[Dataset rows for apps and sites]

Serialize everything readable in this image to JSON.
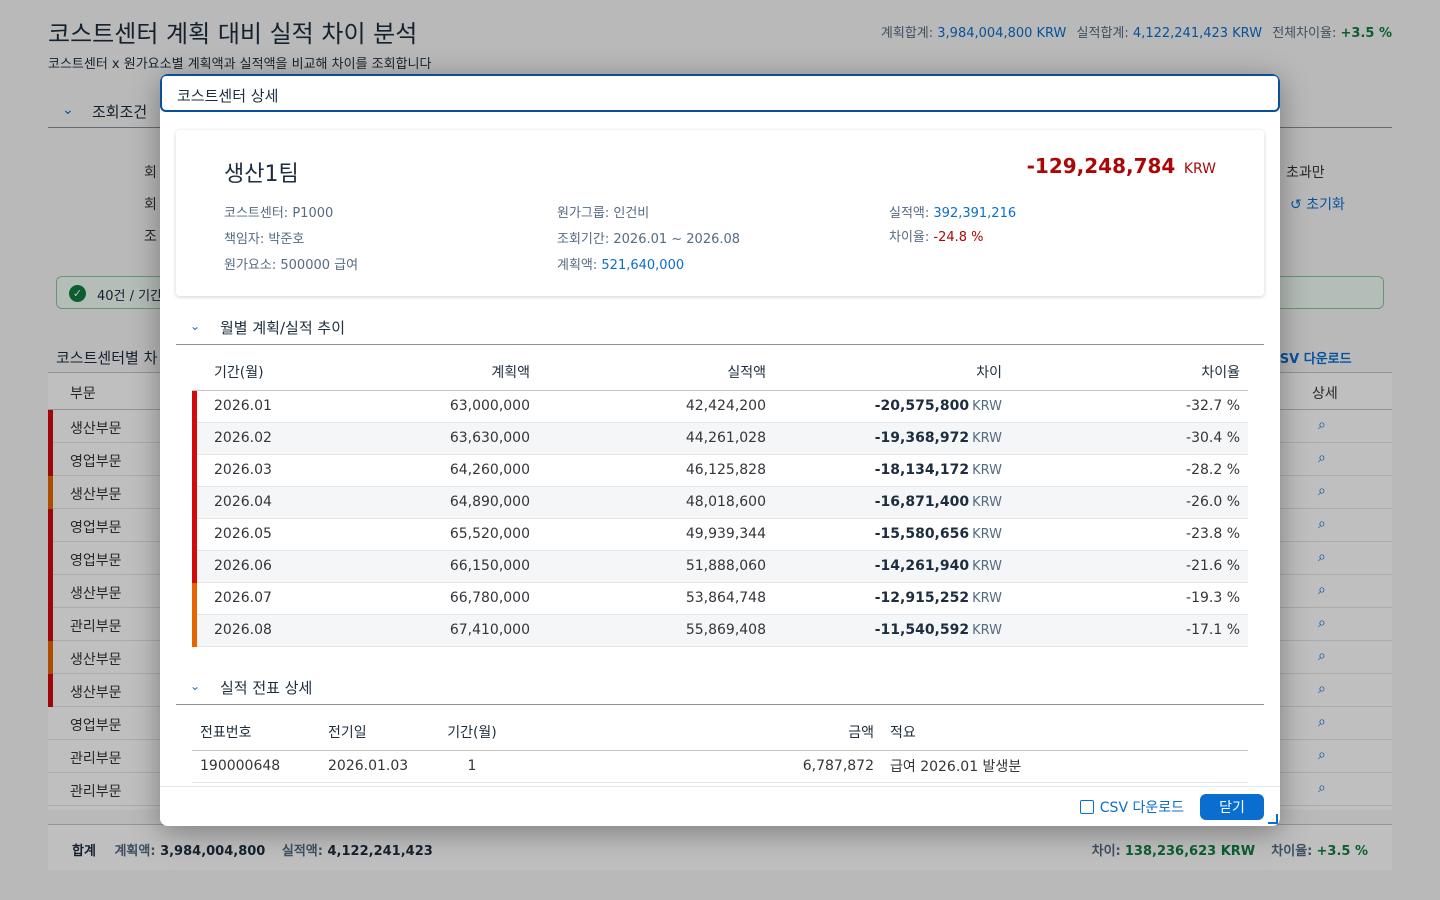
{
  "page": {
    "title": "코스트센터 계획 대비 실적 차이 분석",
    "subtitle": "코스트센터 x 원가요소별 계획액과 실적액을 비교해 차이를 조회합니다",
    "summary": {
      "plan_label": "계획합계:",
      "plan_value": "3,984,004,800 KRW",
      "actual_label": "실적합계:",
      "actual_value": "4,122,241,423 KRW",
      "variance_label": "전체차이율:",
      "variance_value": "+3.5 %"
    },
    "filter": {
      "label": "조회조건",
      "row_labels": [
        "회",
        "회",
        "조"
      ],
      "right_label": "초과만",
      "reset_label": "초기화"
    },
    "status_text": "40건 / 기간",
    "table": {
      "title": "코스트센터별 차",
      "csv_label": "CSV 다운로드",
      "col_dept": "부문",
      "col_detail": "상세",
      "rows": [
        {
          "dept": "생산부문",
          "color": "#d20a0a"
        },
        {
          "dept": "영업부문",
          "color": "#d20a0a"
        },
        {
          "dept": "생산부문",
          "color": "#e76500"
        },
        {
          "dept": "영업부문",
          "color": "#d20a0a"
        },
        {
          "dept": "영업부문",
          "color": "#d20a0a"
        },
        {
          "dept": "생산부문",
          "color": "#d20a0a"
        },
        {
          "dept": "관리부문",
          "color": "#d20a0a"
        },
        {
          "dept": "생산부문",
          "color": "#e76500"
        },
        {
          "dept": "생산부문",
          "color": "#d20a0a"
        },
        {
          "dept": "영업부문",
          "color": ""
        },
        {
          "dept": "관리부문",
          "color": ""
        },
        {
          "dept": "관리부문",
          "color": ""
        }
      ]
    },
    "totals": {
      "label": "합계",
      "plan_label": "계획액:",
      "plan_value": "3,984,004,800",
      "actual_label": "실적액:",
      "actual_value": "4,122,241,423",
      "diff_label": "차이:",
      "diff_value": "138,236,623 KRW",
      "rate_label": "차이율:",
      "rate_value": "+3.5 %"
    }
  },
  "dialog": {
    "title": "코스트센터 상세",
    "header": {
      "name": "생산1팀",
      "kpi_value": "-129,248,784",
      "kpi_unit": "KRW",
      "cost_center_label": "코스트센터:",
      "cost_center_value": "P1000",
      "owner_label": "책임자:",
      "owner_value": "박준호",
      "cost_element_label": "원가요소:",
      "cost_element_value": "500000 급여",
      "cost_group_label": "원가그룹:",
      "cost_group_value": "인건비",
      "period_label": "조회기간:",
      "period_value": "2026.01 ~ 2026.08",
      "plan_label": "계획액:",
      "plan_value": "521,640,000",
      "actual_label": "실적액:",
      "actual_value": "392,391,216",
      "rate_label": "차이율:",
      "rate_value": "-24.8 %"
    },
    "monthly": {
      "section_title": "월별 계획/실적 추이",
      "columns": [
        "기간(월)",
        "계획액",
        "실적액",
        "차이",
        "차이율"
      ],
      "unit": "KRW",
      "rows": [
        {
          "period": "2026.01",
          "plan": "63,000,000",
          "actual": "42,424,200",
          "diff": "-20,575,800",
          "rate": "-32.7 %",
          "color": "#d20a0a"
        },
        {
          "period": "2026.02",
          "plan": "63,630,000",
          "actual": "44,261,028",
          "diff": "-19,368,972",
          "rate": "-30.4 %",
          "color": "#d20a0a"
        },
        {
          "period": "2026.03",
          "plan": "64,260,000",
          "actual": "46,125,828",
          "diff": "-18,134,172",
          "rate": "-28.2 %",
          "color": "#d20a0a"
        },
        {
          "period": "2026.04",
          "plan": "64,890,000",
          "actual": "48,018,600",
          "diff": "-16,871,400",
          "rate": "-26.0 %",
          "color": "#d20a0a"
        },
        {
          "period": "2026.05",
          "plan": "65,520,000",
          "actual": "49,939,344",
          "diff": "-15,580,656",
          "rate": "-23.8 %",
          "color": "#d20a0a"
        },
        {
          "period": "2026.06",
          "plan": "66,150,000",
          "actual": "51,888,060",
          "diff": "-14,261,940",
          "rate": "-21.6 %",
          "color": "#d20a0a"
        },
        {
          "period": "2026.07",
          "plan": "66,780,000",
          "actual": "53,864,748",
          "diff": "-12,915,252",
          "rate": "-19.3 %",
          "color": "#e76500"
        },
        {
          "period": "2026.08",
          "plan": "67,410,000",
          "actual": "55,869,408",
          "diff": "-11,540,592",
          "rate": "-17.1 %",
          "color": "#e76500"
        }
      ]
    },
    "docs": {
      "section_title": "실적 전표 상세",
      "columns": [
        "전표번호",
        "전기일",
        "기간(월)",
        "금액",
        "적요"
      ],
      "rows": [
        {
          "doc_no": "190000648",
          "date": "2026.01.03",
          "period": "1",
          "amount": "6,787,872",
          "text": "급여 2026.01 발생분"
        }
      ]
    },
    "footer": {
      "csv_label": "CSV 다운로드",
      "close_label": "닫기"
    }
  }
}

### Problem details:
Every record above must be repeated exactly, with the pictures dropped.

### Response to the exercise:
Serialize everything readable in this image to JSON.
{
  "page": {
    "title": "코스트센터 계획 대비 실적 차이 분석",
    "subtitle": "코스트센터 x 원가요소별 계획액과 실적액을 비교해 차이를 조회합니다",
    "summary": {
      "plan_label": "계획합계:",
      "plan_value": "3,984,004,800 KRW",
      "actual_label": "실적합계:",
      "actual_value": "4,122,241,423 KRW",
      "variance_label": "전체차이율:",
      "variance_value": "+3.5 %"
    },
    "filter": {
      "label": "조회조건",
      "row_labels": [
        "회",
        "회",
        "조"
      ],
      "right_label": "초과만",
      "reset_label": "초기화"
    },
    "status_text": "40건 / 기간",
    "table": {
      "title": "코스트센터별 차",
      "csv_label": "CSV 다운로드",
      "col_dept": "부문",
      "col_detail": "상세",
      "rows": [
        {
          "dept": "생산부문",
          "color": "#d20a0a"
        },
        {
          "dept": "영업부문",
          "color": "#d20a0a"
        },
        {
          "dept": "생산부문",
          "color": "#e76500"
        },
        {
          "dept": "영업부문",
          "color": "#d20a0a"
        },
        {
          "dept": "영업부문",
          "color": "#d20a0a"
        },
        {
          "dept": "생산부문",
          "color": "#d20a0a"
        },
        {
          "dept": "관리부문",
          "color": "#d20a0a"
        },
        {
          "dept": "생산부문",
          "color": "#e76500"
        },
        {
          "dept": "생산부문",
          "color": "#d20a0a"
        },
        {
          "dept": "영업부문",
          "color": ""
        },
        {
          "dept": "관리부문",
          "color": ""
        },
        {
          "dept": "관리부문",
          "color": ""
        }
      ]
    },
    "totals": {
      "label": "합계",
      "plan_label": "계획액:",
      "plan_value": "3,984,004,800",
      "actual_label": "실적액:",
      "actual_value": "4,122,241,423",
      "diff_label": "차이:",
      "diff_value": "138,236,623 KRW",
      "rate_label": "차이율:",
      "rate_value": "+3.5 %"
    }
  },
  "dialog": {
    "title": "코스트센터 상세",
    "header": {
      "name": "생산1팀",
      "kpi_value": "-129,248,784",
      "kpi_unit": "KRW",
      "cost_center_label": "코스트센터:",
      "cost_center_value": "P1000",
      "owner_label": "책임자:",
      "owner_value": "박준호",
      "cost_element_label": "원가요소:",
      "cost_element_value": "500000 급여",
      "cost_group_label": "원가그룹:",
      "cost_group_value": "인건비",
      "period_label": "조회기간:",
      "period_value": "2026.01 ~ 2026.08",
      "plan_label": "계획액:",
      "plan_value": "521,640,000",
      "actual_label": "실적액:",
      "actual_value": "392,391,216",
      "rate_label": "차이율:",
      "rate_value": "-24.8 %"
    },
    "monthly": {
      "section_title": "월별 계획/실적 추이",
      "columns": [
        "기간(월)",
        "계획액",
        "실적액",
        "차이",
        "차이율"
      ],
      "unit": "KRW",
      "rows": [
        {
          "period": "2026.01",
          "plan": "63,000,000",
          "actual": "42,424,200",
          "diff": "-20,575,800",
          "rate": "-32.7 %",
          "color": "#d20a0a"
        },
        {
          "period": "2026.02",
          "plan": "63,630,000",
          "actual": "44,261,028",
          "diff": "-19,368,972",
          "rate": "-30.4 %",
          "color": "#d20a0a"
        },
        {
          "period": "2026.03",
          "plan": "64,260,000",
          "actual": "46,125,828",
          "diff": "-18,134,172",
          "rate": "-28.2 %",
          "color": "#d20a0a"
        },
        {
          "period": "2026.04",
          "plan": "64,890,000",
          "actual": "48,018,600",
          "diff": "-16,871,400",
          "rate": "-26.0 %",
          "color": "#d20a0a"
        },
        {
          "period": "2026.05",
          "plan": "65,520,000",
          "actual": "49,939,344",
          "diff": "-15,580,656",
          "rate": "-23.8 %",
          "color": "#d20a0a"
        },
        {
          "period": "2026.06",
          "plan": "66,150,000",
          "actual": "51,888,060",
          "diff": "-14,261,940",
          "rate": "-21.6 %",
          "color": "#d20a0a"
        },
        {
          "period": "2026.07",
          "plan": "66,780,000",
          "actual": "53,864,748",
          "diff": "-12,915,252",
          "rate": "-19.3 %",
          "color": "#e76500"
        },
        {
          "period": "2026.08",
          "plan": "67,410,000",
          "actual": "55,869,408",
          "diff": "-11,540,592",
          "rate": "-17.1 %",
          "color": "#e76500"
        }
      ]
    },
    "docs": {
      "section_title": "실적 전표 상세",
      "columns": [
        "전표번호",
        "전기일",
        "기간(월)",
        "금액",
        "적요"
      ],
      "rows": [
        {
          "doc_no": "190000648",
          "date": "2026.01.03",
          "period": "1",
          "amount": "6,787,872",
          "text": "급여 2026.01 발생분"
        }
      ]
    },
    "footer": {
      "csv_label": "CSV 다운로드",
      "close_label": "닫기"
    }
  }
}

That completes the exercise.